Matthews International Corporation (“Matthews”), a manufacturer of cremation furnaces, filed an action in the Western District of Pennsylvania against former employees and two competitors, Implant Recycling, LLC (“Implant”) and IR Environmental Solutions, Inc. (“IR Environmental”), alleging misappropriation of trade secrets and unfair competition. According to Matthews’s complaint, its former employees saved confidential company information and trade secrets on their personal USB drives and emailed company files to themselves before leaving Matthews to join Implant or IR Environmental.
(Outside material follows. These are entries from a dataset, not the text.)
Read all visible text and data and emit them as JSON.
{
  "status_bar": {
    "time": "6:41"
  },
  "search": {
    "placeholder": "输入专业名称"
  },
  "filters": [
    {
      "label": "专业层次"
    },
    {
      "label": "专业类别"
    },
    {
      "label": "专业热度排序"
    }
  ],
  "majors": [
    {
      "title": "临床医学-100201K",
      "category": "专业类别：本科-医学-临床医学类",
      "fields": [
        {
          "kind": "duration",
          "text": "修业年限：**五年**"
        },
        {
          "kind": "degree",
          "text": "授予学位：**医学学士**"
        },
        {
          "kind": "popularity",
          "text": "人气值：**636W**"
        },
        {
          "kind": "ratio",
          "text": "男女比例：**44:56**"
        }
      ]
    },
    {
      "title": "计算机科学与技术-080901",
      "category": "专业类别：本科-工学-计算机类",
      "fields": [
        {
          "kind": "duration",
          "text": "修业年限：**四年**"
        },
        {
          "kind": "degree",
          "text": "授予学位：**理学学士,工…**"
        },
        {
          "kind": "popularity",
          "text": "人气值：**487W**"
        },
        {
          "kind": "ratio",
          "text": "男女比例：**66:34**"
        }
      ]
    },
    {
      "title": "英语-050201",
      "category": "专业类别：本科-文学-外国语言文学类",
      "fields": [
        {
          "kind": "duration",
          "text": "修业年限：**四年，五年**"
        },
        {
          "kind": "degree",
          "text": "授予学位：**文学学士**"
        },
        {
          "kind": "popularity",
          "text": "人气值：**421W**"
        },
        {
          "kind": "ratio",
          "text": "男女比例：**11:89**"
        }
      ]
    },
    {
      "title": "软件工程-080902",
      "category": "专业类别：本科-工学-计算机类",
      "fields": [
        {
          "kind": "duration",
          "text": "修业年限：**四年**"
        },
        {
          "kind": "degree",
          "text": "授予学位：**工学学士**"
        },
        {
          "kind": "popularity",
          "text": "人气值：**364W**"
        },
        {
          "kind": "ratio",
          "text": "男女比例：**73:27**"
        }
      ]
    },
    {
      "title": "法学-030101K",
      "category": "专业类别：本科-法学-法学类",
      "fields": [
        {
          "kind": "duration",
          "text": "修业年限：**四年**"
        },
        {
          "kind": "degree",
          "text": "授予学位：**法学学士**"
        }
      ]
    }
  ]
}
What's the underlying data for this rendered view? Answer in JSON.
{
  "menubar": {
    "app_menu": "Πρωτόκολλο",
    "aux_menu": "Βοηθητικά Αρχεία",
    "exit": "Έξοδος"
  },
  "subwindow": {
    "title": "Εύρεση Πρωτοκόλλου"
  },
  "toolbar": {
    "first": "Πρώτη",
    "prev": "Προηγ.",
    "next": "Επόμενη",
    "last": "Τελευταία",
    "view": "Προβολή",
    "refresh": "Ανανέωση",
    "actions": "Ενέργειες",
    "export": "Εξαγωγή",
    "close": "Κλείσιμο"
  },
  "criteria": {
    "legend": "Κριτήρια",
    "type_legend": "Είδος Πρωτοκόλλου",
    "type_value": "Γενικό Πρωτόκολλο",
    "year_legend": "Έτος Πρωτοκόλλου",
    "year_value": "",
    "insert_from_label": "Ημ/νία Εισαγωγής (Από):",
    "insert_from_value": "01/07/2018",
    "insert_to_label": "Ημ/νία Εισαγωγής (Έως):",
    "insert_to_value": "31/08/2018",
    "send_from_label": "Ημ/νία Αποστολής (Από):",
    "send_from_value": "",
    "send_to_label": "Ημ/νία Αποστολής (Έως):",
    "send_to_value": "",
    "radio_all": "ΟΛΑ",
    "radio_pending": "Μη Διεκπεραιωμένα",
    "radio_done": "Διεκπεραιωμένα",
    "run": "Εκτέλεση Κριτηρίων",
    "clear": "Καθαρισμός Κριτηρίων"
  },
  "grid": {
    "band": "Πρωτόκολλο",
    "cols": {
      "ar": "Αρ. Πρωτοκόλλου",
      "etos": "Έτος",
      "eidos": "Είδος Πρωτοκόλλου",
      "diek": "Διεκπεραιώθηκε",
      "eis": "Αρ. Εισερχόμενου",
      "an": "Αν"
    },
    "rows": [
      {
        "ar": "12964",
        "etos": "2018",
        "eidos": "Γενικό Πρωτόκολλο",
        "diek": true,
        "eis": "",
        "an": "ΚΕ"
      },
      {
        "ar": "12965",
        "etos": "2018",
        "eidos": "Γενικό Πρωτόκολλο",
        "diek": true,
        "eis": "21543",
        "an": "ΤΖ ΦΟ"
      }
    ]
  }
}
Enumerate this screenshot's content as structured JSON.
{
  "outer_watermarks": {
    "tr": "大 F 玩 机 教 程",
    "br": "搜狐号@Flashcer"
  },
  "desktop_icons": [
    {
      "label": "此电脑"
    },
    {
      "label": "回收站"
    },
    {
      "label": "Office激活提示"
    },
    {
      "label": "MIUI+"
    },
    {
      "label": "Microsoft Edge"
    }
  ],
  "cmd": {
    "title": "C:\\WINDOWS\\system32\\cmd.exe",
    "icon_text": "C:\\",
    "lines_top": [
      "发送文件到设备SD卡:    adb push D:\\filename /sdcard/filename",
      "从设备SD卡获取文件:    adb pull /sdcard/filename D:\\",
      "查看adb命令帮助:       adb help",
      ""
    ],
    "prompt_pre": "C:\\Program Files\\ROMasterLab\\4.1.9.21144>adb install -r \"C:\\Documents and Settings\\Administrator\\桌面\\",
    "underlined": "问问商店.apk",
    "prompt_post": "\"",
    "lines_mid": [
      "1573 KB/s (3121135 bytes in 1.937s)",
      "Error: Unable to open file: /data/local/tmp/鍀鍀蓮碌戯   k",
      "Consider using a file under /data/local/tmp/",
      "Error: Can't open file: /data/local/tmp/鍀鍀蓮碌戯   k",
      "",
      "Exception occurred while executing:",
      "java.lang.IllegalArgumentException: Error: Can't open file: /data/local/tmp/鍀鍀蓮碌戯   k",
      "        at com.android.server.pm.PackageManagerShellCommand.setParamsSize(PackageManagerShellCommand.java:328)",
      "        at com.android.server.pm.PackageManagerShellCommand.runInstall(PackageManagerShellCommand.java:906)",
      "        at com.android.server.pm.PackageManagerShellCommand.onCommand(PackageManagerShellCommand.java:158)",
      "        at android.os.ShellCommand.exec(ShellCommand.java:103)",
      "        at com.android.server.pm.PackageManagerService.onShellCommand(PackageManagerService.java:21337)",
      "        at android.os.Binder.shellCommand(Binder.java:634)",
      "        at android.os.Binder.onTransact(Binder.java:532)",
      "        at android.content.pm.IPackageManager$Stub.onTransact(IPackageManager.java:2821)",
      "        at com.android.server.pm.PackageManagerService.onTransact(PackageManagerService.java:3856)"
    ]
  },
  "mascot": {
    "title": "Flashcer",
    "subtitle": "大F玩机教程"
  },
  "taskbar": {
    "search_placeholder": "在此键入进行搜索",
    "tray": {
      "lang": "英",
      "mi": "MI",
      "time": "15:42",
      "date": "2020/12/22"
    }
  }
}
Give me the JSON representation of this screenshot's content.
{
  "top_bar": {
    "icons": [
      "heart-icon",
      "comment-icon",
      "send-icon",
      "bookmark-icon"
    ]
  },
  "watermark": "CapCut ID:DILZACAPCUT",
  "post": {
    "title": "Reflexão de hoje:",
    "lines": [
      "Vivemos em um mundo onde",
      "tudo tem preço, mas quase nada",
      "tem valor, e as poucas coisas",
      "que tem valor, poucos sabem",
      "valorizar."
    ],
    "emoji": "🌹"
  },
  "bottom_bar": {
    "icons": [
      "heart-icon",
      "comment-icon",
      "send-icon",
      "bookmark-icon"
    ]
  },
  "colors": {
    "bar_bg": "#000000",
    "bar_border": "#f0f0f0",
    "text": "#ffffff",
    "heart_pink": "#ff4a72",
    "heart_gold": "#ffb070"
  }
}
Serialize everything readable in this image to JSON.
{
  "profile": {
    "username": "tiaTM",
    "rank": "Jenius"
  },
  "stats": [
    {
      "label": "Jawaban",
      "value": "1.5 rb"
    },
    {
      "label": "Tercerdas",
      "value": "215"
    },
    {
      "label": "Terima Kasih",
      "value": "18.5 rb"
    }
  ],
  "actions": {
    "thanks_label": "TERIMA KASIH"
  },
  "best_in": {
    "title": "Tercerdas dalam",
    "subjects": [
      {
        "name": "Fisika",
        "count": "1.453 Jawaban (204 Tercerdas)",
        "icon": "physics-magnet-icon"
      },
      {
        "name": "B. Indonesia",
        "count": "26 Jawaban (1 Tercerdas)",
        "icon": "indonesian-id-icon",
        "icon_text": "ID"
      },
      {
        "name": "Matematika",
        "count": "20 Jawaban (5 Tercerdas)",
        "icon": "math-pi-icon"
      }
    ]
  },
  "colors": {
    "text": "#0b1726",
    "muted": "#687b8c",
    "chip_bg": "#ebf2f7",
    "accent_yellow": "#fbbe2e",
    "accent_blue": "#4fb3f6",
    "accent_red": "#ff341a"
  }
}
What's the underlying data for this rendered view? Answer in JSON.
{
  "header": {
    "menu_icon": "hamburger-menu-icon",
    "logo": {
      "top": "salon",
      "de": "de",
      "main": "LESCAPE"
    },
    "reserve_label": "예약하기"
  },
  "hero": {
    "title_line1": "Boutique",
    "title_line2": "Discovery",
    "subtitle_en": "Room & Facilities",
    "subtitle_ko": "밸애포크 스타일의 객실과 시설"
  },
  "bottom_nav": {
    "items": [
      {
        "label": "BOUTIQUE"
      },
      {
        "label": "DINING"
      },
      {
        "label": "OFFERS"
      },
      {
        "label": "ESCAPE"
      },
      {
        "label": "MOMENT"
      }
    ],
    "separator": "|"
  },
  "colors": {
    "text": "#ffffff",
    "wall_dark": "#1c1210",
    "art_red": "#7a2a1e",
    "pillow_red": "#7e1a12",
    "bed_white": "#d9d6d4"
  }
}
These former employees were subject to non-competition agreements that required them to submit to personal jurisdiction in the Allegheny County Court of Common Pleas or the Western District of Pennsylvania.
Continue Reading Hirer Beware: Your Employee’s Non-Compete Agreement with their Former Employer May Determine Where You Can be Haled to Court

Two South Korean competitors are locked in a heated battle over alleged theft of trade secrets relating to electric vehicle (“EV”) lithium-ion battery technology which is an industry expected by experts to generate over $23 billion in revenues by 2027.

The story starts back in April when LG Chem brought a lawsuit against SK Innovation

The United States District Court for the Northern District of Illinois recently unsealed a December 13, 2017 indictment of Chinese national, Xudong “William” Yao, who was charged with nine counts of trade secret theft. The charges stem from Yao’s theft of more than 3,000 files between September 2014 and February 2015, including trade secret information such as source code and technical specifications, from an unnamed suburban Chicago locomotive manufacturer. The stolen documents generally pertain to the Illinois manufacturer’s train control systems. According to the indictment, Yao began downloading files just two weeks after beginning his employment with the Illinois company and continued to download files while simultaneously negotiating for and accepting a job with a Chinese “provider of automotive telematics service systems.” He began working for the Chinese company several months after being fired from the Illinois company for reasons unrelated to the theft of documents, and Yao’s employer did not discover the theft until sometime later.
Continue Reading Criminal Prosecution of Chinese Trade Secret Misappropriation

On April 23rd, 2019, China’s Standing Committee on the National People’s Congress adopted amendments to the Anti-Unfair Competition Law, significantly strengthening China’s protection of trade secrets. The bolstering of intellectual property safeguards in China comes in advance of important trade negotiations between China and the international community, including the United States. The changes to the